U.S. crude oil inventories plunged by more than 14.5 million barrels in the week ending on Sept. 2, the largest weekly drop since 1999.
The reasons for the drawdown are not hard to find with a modest acceleration in refinery processing rates and a sharp slowdown in crude imports.
Crude imports fell from an average of 8.9 million barrels per day in the week ending Aug. 26 to just 7.1 million bpd in the week ending Sept. 2, according to the U.S. Energy Information Administration.
Crude imports fell by a total of almost 13 million barrels compared with the previous week, accounting for most of the reported decline in inventories.
Crude imports have been trending higher since early 2015 as domestic production has fallen and refiners have turned to foreign crudes to help meet strong demand for gasoline and diesel.
Crude imports of 8.9 million bpd in the week ending Aug. 26 were the highest for nearly four years and imports have been above 8.4 million bpd in six out of the last 12 weeks (http://tmsnrt.rs/2ceIe93).
By contrast the 7.1 million bpd of imports in the week ending Sept. 2 were the lowest for 10 months, according to EIA data.
Changes in the weekly volume of imports are the single most important source of week to week volatility in the stock numbers so the import slowdown produced a predictably sharp drop in inventories.
Crude oil imports exhibit significant week to week volatility but most of the changes are "noise" related to the timing of tanker arrivals and customs clearances.
Crude importers must notify the Energy Information Administration about the amount of oil imported before 7am Eastern Standard Time on Friday each week.
But crude is reported only once it has cleared U.S. customs, a paperwork transaction rather than a physical movement. Until then it is considered "in transit" and remains outside the reporting framework.
While crude from Canada arrives by pipeline most other crude arrives by tanker, much of it in very large crude carriers carrying around 2 million barrels at a time.
In general, crude cargoes are cleared in a single entry with U.S. Customs, which creates significant "lumpiness" in the data.

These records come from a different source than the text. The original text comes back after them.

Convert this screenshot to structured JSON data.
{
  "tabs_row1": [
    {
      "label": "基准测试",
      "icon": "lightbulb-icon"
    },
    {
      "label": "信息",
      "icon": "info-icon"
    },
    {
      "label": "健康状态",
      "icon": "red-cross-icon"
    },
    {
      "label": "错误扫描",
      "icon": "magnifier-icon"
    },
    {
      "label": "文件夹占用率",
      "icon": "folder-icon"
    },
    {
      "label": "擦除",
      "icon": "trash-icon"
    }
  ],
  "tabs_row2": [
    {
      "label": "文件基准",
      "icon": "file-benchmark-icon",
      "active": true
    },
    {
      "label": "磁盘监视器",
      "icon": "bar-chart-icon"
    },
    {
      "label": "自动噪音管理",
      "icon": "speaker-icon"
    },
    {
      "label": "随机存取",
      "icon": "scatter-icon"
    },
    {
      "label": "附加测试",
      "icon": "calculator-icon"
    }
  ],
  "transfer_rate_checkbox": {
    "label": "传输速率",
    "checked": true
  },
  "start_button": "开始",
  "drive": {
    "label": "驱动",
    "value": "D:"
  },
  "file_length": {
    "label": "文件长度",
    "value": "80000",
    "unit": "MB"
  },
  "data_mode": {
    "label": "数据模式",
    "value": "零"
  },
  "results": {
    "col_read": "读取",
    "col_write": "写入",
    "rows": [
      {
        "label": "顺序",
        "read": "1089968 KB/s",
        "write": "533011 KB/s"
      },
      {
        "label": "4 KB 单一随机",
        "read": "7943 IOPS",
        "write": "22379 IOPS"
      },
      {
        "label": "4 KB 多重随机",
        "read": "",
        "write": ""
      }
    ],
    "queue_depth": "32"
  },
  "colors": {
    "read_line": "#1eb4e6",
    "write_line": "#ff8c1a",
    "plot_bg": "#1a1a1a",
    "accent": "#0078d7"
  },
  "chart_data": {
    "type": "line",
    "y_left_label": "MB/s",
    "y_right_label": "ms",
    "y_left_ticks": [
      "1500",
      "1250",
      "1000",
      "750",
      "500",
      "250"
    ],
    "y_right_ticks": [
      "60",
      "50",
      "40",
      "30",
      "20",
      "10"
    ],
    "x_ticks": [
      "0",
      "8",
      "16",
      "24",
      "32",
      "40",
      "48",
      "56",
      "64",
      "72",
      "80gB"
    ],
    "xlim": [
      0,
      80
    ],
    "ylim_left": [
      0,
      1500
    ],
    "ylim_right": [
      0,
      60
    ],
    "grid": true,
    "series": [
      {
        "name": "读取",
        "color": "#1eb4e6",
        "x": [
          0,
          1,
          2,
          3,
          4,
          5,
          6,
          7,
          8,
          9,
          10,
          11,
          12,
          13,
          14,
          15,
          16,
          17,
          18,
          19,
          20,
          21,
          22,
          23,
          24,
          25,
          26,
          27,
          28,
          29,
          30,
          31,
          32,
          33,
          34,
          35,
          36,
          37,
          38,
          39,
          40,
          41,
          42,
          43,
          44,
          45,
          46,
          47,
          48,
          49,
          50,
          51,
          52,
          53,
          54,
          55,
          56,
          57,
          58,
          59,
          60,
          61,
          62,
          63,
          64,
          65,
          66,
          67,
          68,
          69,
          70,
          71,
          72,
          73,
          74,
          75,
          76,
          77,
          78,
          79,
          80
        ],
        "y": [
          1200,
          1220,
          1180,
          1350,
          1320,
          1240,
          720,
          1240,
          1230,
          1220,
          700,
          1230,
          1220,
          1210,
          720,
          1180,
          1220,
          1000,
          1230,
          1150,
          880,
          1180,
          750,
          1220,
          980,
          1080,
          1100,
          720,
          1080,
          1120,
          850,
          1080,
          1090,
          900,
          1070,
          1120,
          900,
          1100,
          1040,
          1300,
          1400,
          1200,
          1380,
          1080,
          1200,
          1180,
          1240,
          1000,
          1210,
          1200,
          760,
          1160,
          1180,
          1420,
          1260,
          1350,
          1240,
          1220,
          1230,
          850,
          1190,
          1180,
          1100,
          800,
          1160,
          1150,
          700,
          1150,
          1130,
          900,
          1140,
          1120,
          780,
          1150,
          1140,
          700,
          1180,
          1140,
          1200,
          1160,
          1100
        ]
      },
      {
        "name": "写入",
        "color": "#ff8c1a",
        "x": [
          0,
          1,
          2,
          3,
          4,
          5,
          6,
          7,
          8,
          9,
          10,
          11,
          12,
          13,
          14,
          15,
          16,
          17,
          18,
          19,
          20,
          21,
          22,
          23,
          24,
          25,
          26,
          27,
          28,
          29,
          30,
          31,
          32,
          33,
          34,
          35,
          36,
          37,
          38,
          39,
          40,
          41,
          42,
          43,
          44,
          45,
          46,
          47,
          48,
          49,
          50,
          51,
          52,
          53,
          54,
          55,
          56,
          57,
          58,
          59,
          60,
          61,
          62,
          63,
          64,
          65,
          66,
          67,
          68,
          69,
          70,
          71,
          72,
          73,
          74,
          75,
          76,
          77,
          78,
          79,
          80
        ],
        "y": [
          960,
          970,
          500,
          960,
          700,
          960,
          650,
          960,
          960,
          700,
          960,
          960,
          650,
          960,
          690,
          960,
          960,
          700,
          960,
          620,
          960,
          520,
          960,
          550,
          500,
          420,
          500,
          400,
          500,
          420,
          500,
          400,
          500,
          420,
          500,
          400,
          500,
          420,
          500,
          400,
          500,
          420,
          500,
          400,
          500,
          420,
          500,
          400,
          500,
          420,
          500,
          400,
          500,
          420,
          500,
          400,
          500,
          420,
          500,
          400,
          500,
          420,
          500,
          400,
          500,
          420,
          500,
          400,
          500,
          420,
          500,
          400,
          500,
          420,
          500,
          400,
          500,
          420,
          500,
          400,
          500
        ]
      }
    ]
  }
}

Weekly import data is therefore very sensitive to the timing of tanker arrivals and customs clearances. In many cases a sharp rise or fall in imports is reversed the following week.
Ship arrivals and customs clearances can be impacted by bad weather and logistical problems as well as ordinary bunching, which seems to have been what occurred during the week ending Sept. 2.
Crude imports to both the U.S. East Coast (Maine to Florida) and the Gulf Coast (Texas to Alabama) were both sharply lower in the week ending Sept. 2.
East Coast imports fell to less than 600,000 bpd from over 1.2 million bpd the week before. Gulf Coast imports dropped to less than 2.5 million bpd, from 3.2 million bpd the week before, and the lowest level on record.
Imports to other areas also fell but by much less. Pipeline imports into the Midwest fell marginally but remained within the recent range. Seaborne imports to the West Coast also fell but remained within range.
The fact that the slowdown in imports was concentrated on the eastern seaboard points to weather and other local logistical problems as the most likely cause.
One likely explanation is tropical storm Hermine, which moved through the Gulf of Mexico and started to move up the East Coast during the week ending Sep. 2.
The National Hurricane Center started issuing warnings about Hermine on Aug. 28 ("Hermine Graphics Archive", NHC, accessed Sept. 9).
In most cases tankers will respond to the warning of a hurricane by attempting to divert away from it, remaining at sea and delaying arrival, which is consistent with the slowdown in imports reported last week ("Marine Safety", NHC, accessed Sep 9).
The confluence of weather warnings on both the Gulf and East Coasts, a small slowdown in imports to the West Coast and an even more modest slowdown into the Midwest produced a very large drop in nationwide imports.
The result was an unusually sharp drop in both imports and inventories but it seems to have been more a statistical effect than a sign of a fundamental shift.
In the past, sudden slowdowns in imports have often been followed by a sharp rebound the following week as delayed tankers arrive and discharge.
If that pattern is repeated, both imports and crude stocks are likely to rise again over the next couple of weeks.
(By John Kemp)